▶ **WHAT THIS TASK INVOLVES**
The reply has to contain each record exactly as written.

========

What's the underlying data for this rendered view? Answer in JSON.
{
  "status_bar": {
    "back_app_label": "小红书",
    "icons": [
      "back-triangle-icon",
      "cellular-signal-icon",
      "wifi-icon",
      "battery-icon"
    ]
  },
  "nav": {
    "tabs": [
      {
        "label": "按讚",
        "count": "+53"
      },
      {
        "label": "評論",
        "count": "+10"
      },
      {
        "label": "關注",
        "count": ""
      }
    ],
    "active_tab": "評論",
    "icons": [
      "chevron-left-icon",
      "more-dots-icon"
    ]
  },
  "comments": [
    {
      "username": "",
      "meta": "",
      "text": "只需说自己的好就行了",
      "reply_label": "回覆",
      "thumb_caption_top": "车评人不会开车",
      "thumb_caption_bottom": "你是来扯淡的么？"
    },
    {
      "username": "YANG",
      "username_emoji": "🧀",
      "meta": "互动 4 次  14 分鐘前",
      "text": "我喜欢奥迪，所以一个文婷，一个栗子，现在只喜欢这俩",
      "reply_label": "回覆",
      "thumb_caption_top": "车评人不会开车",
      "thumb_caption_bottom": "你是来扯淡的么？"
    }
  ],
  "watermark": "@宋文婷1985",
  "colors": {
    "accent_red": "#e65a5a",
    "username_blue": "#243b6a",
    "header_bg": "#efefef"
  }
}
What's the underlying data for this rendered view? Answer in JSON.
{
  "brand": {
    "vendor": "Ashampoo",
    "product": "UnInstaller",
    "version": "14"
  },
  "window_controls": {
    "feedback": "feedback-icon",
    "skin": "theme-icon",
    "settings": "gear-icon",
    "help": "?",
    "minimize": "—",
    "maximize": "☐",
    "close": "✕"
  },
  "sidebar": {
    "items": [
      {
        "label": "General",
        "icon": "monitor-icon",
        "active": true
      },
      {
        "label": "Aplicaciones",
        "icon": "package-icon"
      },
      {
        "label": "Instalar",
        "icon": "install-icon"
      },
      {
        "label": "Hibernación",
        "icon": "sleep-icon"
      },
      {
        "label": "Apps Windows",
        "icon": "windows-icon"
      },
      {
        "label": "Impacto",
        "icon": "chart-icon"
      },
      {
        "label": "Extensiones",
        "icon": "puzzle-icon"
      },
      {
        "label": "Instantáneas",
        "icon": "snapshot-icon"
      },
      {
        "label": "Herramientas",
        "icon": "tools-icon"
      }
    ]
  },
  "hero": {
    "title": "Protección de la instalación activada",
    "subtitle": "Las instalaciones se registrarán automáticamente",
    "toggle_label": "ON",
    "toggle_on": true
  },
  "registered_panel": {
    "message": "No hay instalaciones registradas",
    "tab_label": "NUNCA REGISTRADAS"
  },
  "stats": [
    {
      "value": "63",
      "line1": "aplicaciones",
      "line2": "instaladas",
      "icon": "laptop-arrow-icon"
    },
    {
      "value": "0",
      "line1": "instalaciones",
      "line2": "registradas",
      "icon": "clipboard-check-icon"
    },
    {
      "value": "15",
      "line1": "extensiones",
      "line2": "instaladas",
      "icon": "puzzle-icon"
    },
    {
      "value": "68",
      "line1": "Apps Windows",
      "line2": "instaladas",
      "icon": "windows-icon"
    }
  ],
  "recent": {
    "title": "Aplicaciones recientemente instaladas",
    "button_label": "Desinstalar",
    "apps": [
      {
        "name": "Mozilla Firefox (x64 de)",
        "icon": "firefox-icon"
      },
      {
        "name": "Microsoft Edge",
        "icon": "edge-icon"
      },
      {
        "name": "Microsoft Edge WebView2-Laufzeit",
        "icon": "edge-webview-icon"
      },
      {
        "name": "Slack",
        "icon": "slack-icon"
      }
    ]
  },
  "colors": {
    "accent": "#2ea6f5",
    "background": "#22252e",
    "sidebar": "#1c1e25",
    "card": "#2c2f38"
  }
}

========

▶ **EXERCISE OUTPUT**
What's the underlying data for this rendered view? Answer in JSON.
{
  "status_bar": {
    "back_app_label": "小红书",
    "icons": [
      "back-triangle-icon",
      "cellular-signal-icon",
      "wifi-icon",
      "battery-icon"
    ]
  },
  "nav": {
    "tabs": [
      {
        "label": "按讚",
        "count": "+53"
      },
      {
        "label": "評論",
        "count": "+10"
      },
      {
        "label": "關注",
        "count": ""
      }
    ],
    "active_tab": "評論",
    "icons": [
      "chevron-left-icon",
      "more-dots-icon"
    ]
  },
  "comments": [
    {
      "username": "",
      "meta": "",
      "text": "只需说自己的好就行了",
      "reply_label": "回覆",
      "thumb_caption_top": "车评人不会开车",
      "thumb_caption_bottom": "你是来扯淡的么？"
    },
    {
      "username": "YANG",
      "username_emoji": "🧀",
      "meta": "互动 4 次  14 分鐘前",
      "text": "我喜欢奥迪，所以一个文婷，一个栗子，现在只喜欢这俩",
      "reply_label": "回覆",
      "thumb_caption_top": "车评人不会开车",
      "thumb_caption_bottom": "你是来扯淡的么？"
    }
  ],
  "watermark": "@宋文婷1985",
  "colors": {
    "accent_red": "#e65a5a",
    "username_blue": "#243b6a",
    "header_bg": "#efefef"
  }
}
What's the underlying data for this rendered view? Answer in JSON.
{
  "brand": {
    "vendor": "Ashampoo",
    "product": "UnInstaller",
    "version": "14"
  },
  "window_controls": {
    "feedback": "feedback-icon",
    "skin": "theme-icon",
    "settings": "gear-icon",
    "help": "?",
    "minimize": "—",
    "maximize": "☐",
    "close": "✕"
  },
  "sidebar": {
    "items": [
      {
        "label": "General",
        "icon": "monitor-icon",
        "active": true
      },
      {
        "label": "Aplicaciones",
        "icon": "package-icon"
      },
      {
        "label": "Instalar",
        "icon": "install-icon"
      },
      {
        "label": "Hibernación",
        "icon": "sleep-icon"
      },
      {
        "label": "Apps Windows",
        "icon": "windows-icon"
      },
      {
        "label": "Impacto",
        "icon": "chart-icon"
      },
      {
        "label": "Extensiones",
        "icon": "puzzle-icon"
      },
      {
        "label": "Instantáneas",
        "icon": "snapshot-icon"
      },
      {
        "label": "Herramientas",
        "icon": "tools-icon"
      }
    ]
  },
  "hero": {
    "title": "Protección de la instalación activada",
    "subtitle": "Las instalaciones se registrarán automáticamente",
    "toggle_label": "ON",
    "toggle_on": true
  },
  "registered_panel": {
    "message": "No hay instalaciones registradas",
    "tab_label": "NUNCA REGISTRADAS"
  },
  "stats": [
    {
      "value": "63",
      "line1": "aplicaciones",
      "line2": "instaladas",
      "icon": "laptop-arrow-icon"
    },
    {
      "value": "0",
      "line1": "instalaciones",
      "line2": "registradas",
      "icon": "clipboard-check-icon"
    },
    {
      "value": "15",
      "line1": "extensiones",
      "line2": "instaladas",
      "icon": "puzzle-icon"
    },
    {
      "value": "68",
      "line1": "Apps Windows",
      "line2": "instaladas",
      "icon": "windows-icon"
    }
  ],
  "recent": {
    "title": "Aplicaciones recientemente instaladas",
    "button_label": "Desinstalar",
    "apps": [
      {
        "name": "Mozilla Firefox (x64 de)",
        "icon": "firefox-icon"
      },
      {
        "name": "Microsoft Edge",
        "icon": "edge-icon"
      },
      {
        "name": "Microsoft Edge WebView2-Laufzeit",
        "icon": "edge-webview-icon"
      },
      {
        "name": "Slack",
        "icon": "slack-icon"
      }
    ]
  },
  "colors": {
    "accent": "#2ea6f5",
    "background": "#22252e",
    "sidebar": "#1c1e25",
    "card": "#2c2f38"
  }
}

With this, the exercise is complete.